■ **Data**

= = =

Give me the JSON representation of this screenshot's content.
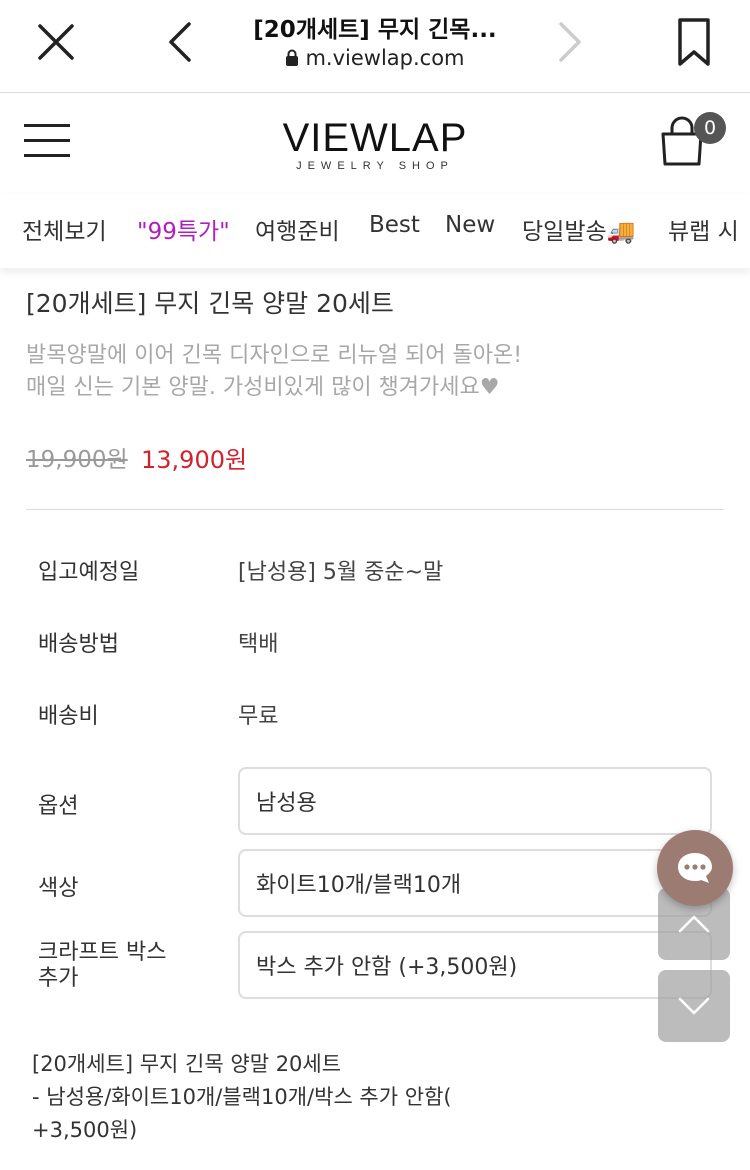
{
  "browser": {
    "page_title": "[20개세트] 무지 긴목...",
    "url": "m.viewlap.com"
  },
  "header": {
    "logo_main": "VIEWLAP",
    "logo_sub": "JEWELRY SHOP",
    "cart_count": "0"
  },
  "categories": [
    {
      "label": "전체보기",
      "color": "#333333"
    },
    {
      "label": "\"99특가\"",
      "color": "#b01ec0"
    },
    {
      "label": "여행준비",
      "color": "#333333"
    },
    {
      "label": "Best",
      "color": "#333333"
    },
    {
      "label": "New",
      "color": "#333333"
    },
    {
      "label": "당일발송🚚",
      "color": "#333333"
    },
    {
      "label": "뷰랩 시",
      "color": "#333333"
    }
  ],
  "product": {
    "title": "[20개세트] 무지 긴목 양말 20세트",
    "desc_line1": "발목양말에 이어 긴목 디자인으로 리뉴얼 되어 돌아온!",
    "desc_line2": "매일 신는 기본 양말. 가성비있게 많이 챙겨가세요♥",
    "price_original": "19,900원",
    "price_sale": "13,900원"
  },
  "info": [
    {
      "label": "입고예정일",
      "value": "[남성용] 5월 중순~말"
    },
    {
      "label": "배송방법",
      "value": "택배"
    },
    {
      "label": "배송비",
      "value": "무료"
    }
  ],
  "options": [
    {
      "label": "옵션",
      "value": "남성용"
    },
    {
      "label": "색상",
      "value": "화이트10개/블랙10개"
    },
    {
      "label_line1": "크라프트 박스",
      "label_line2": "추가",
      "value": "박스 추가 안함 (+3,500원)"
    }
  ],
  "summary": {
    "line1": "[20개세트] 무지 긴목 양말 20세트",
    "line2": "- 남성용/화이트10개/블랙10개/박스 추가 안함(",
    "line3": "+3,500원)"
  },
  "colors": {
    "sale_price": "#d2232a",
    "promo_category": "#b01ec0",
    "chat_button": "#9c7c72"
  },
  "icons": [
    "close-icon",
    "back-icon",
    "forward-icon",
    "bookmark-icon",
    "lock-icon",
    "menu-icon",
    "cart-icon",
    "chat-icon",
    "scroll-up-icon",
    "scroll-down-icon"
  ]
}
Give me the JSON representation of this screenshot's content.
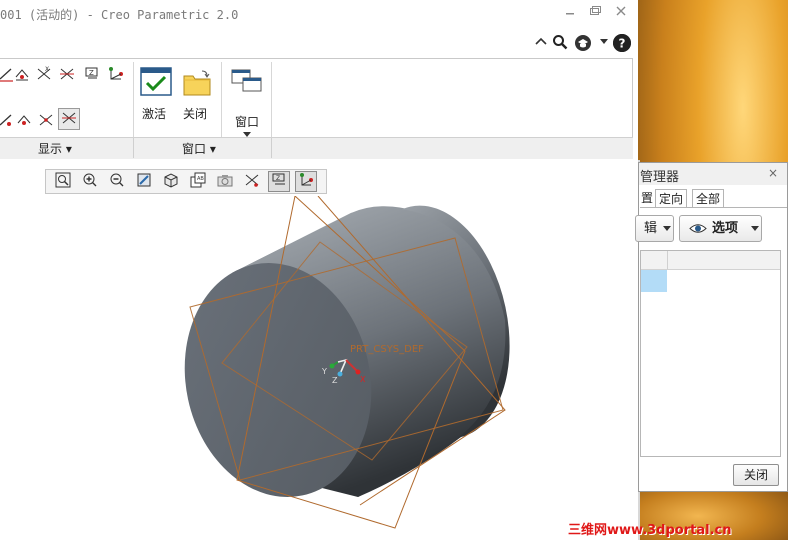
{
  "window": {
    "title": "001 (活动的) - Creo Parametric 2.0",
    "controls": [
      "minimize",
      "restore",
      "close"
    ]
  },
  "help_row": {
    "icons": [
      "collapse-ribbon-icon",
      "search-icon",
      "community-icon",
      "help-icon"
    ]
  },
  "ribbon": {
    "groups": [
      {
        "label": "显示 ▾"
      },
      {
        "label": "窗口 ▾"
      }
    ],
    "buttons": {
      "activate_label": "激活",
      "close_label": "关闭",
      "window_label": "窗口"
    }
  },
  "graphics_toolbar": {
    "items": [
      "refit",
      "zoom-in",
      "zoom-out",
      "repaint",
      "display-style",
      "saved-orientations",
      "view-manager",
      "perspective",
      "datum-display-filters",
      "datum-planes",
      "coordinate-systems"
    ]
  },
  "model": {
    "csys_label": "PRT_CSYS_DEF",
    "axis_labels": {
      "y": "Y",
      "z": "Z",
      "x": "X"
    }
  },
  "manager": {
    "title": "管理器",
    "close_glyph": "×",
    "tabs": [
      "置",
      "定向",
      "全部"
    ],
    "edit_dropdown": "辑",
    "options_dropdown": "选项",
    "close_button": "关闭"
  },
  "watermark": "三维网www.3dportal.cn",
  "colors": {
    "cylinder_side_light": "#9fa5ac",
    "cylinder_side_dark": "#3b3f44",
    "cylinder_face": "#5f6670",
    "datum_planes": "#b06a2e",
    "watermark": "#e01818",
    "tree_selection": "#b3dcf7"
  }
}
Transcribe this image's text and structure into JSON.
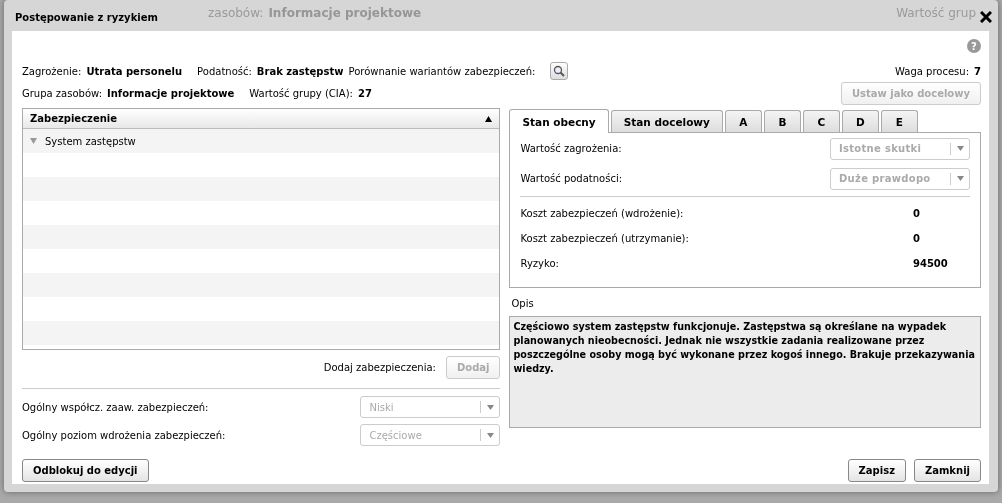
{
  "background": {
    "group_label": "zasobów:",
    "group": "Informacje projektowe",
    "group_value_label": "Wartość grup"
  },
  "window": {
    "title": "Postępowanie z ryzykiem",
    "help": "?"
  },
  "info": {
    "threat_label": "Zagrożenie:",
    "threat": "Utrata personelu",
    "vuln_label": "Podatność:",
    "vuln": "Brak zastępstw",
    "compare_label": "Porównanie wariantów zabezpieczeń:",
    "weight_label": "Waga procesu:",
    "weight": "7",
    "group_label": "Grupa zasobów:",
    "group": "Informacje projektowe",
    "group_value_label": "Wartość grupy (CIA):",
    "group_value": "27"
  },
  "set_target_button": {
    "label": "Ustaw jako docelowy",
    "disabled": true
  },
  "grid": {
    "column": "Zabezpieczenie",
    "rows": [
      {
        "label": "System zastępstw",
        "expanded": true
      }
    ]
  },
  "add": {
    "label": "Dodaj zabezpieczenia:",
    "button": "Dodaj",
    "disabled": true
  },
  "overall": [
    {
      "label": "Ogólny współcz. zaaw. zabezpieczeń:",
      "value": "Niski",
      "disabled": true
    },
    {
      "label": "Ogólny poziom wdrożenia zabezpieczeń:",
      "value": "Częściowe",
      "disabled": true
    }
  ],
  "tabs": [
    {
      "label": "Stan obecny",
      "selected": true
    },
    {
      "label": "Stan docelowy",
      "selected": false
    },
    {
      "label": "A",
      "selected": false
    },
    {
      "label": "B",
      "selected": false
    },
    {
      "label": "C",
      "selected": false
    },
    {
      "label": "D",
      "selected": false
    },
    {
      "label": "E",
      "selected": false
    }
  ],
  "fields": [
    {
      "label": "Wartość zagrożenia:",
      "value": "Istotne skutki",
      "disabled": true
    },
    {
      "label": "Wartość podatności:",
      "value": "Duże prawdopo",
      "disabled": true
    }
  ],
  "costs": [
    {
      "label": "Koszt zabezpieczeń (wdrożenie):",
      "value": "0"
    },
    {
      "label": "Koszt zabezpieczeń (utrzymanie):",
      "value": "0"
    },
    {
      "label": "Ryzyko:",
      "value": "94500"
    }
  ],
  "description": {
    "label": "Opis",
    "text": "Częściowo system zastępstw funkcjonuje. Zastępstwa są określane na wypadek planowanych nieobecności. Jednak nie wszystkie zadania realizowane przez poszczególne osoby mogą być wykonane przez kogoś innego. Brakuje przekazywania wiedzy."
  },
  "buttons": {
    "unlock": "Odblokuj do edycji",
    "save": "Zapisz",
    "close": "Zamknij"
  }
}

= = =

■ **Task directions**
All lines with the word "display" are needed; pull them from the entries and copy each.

■ **Exercise output**
      "display-style",
      "datum-display-filters",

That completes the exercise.